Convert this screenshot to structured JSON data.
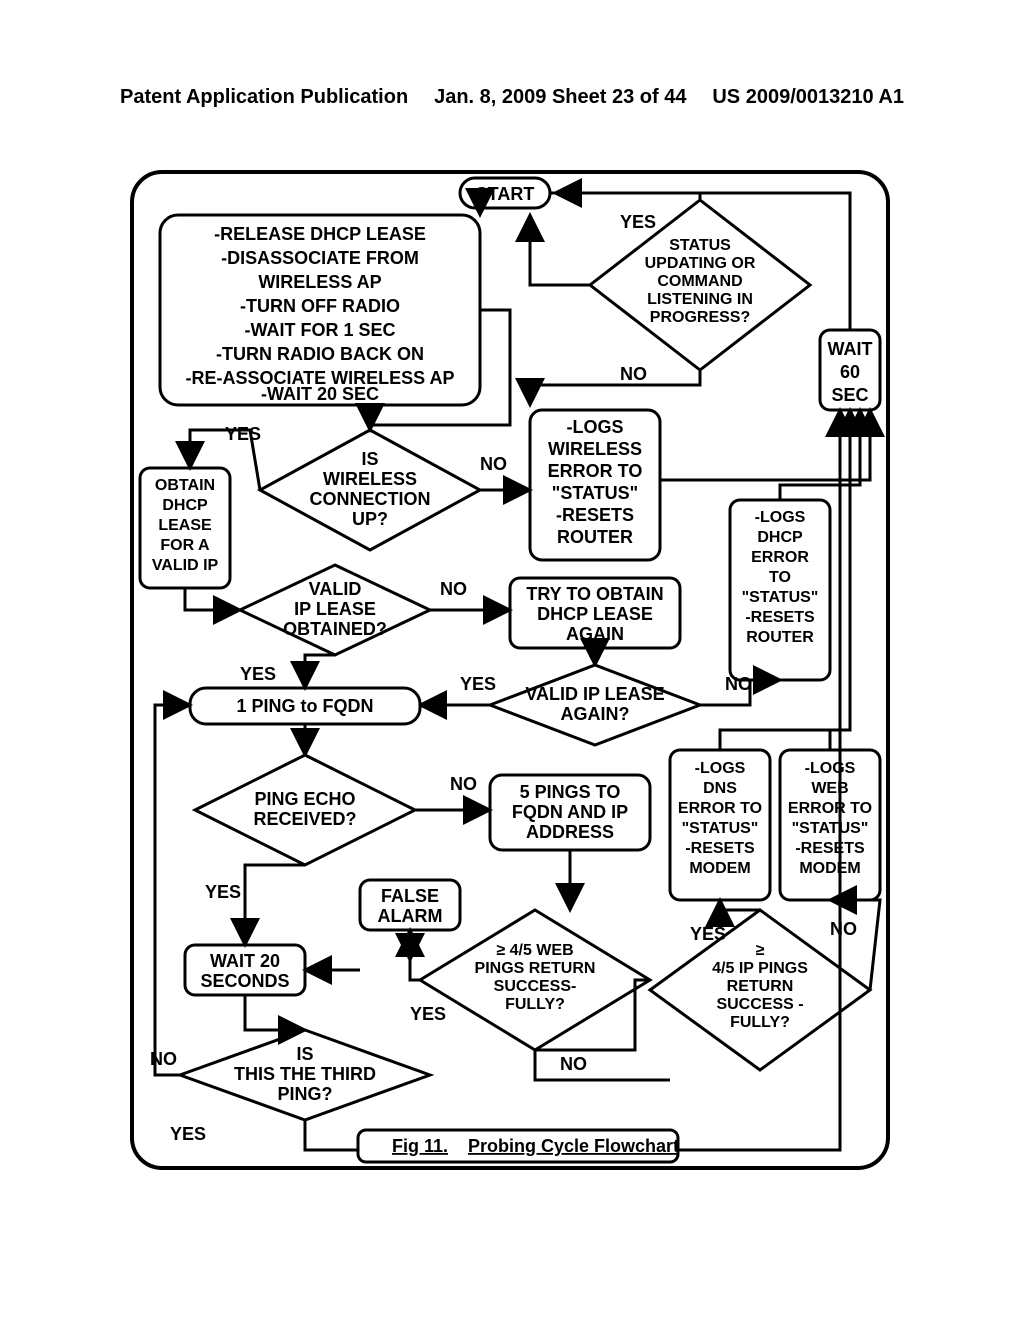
{
  "header": {
    "left": "Patent Application Publication",
    "center": "Jan. 8, 2009  Sheet 23 of 44",
    "right": "US 2009/0013210 A1"
  },
  "nodes": {
    "start": "START",
    "reset": "-RELEASE DHCP LEASE\n-DISASSOCIATE FROM\nWIRELESS AP\n-TURN OFF RADIO\n-WAIT FOR 1 SEC\n-TURN RADIO BACK ON\n-RE-ASSOCIATE WIRELESS AP\n-WAIT 20 SEC",
    "statusQ": "STATUS\nUPDATING OR\nCOMMAND\nLISTENING IN\nPROGRESS?",
    "wait60": "WAIT\n60\nSEC",
    "wirelessQ": "IS\nWIRELESS\nCONNECTION\nUP?",
    "logWireless": "-LOGS\nWIRELESS\nERROR TO\n\"STATUS\"\n-RESETS\nROUTER",
    "obtainDhcp": "OBTAIN\nDHCP\nLEASE\nFOR A\nVALID IP",
    "validIpQ": "VALID\nIP LEASE\nOBTAINED?",
    "tryDhcp": "TRY TO OBTAIN\nDHCP LEASE\nAGAIN",
    "validIp2Q": "VALID IP LEASE\nAGAIN?",
    "logDhcp": "-LOGS\nDHCP\nERROR\nTO\n\"STATUS\"\n-RESETS\nROUTER",
    "ping1": "1 PING to FQDN",
    "pingEchoQ": "PING ECHO\nRECEIVED?",
    "ping5": "5 PINGS TO\nFQDN AND IP\nADDRESS",
    "logDns": "-LOGS\nDNS\nERROR TO\n\"STATUS\"\n-RESETS\nMODEM",
    "logWeb": "-LOGS\nWEB\nERROR TO\n\"STATUS\"\n-RESETS\nMODEM",
    "falseAlarm": "FALSE\nALARM",
    "wait20": "WAIT 20\nSECONDS",
    "webPingsQ": "≥ 4/5 WEB\nPINGS RETURN\nSUCCESS-\nFULLY?",
    "ipPingsQ": "≥\n4/5 IP PINGS\nRETURN\nSUCCESS -\nFULLY?",
    "thirdPingQ": "IS\nTHIS THE THIRD\nPING?",
    "caption": "Fig 11.  Probing Cycle Flowchart"
  },
  "labels": {
    "yes": "YES",
    "no": "NO"
  }
}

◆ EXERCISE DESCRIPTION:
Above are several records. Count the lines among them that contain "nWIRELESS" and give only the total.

◆ REPLY:
3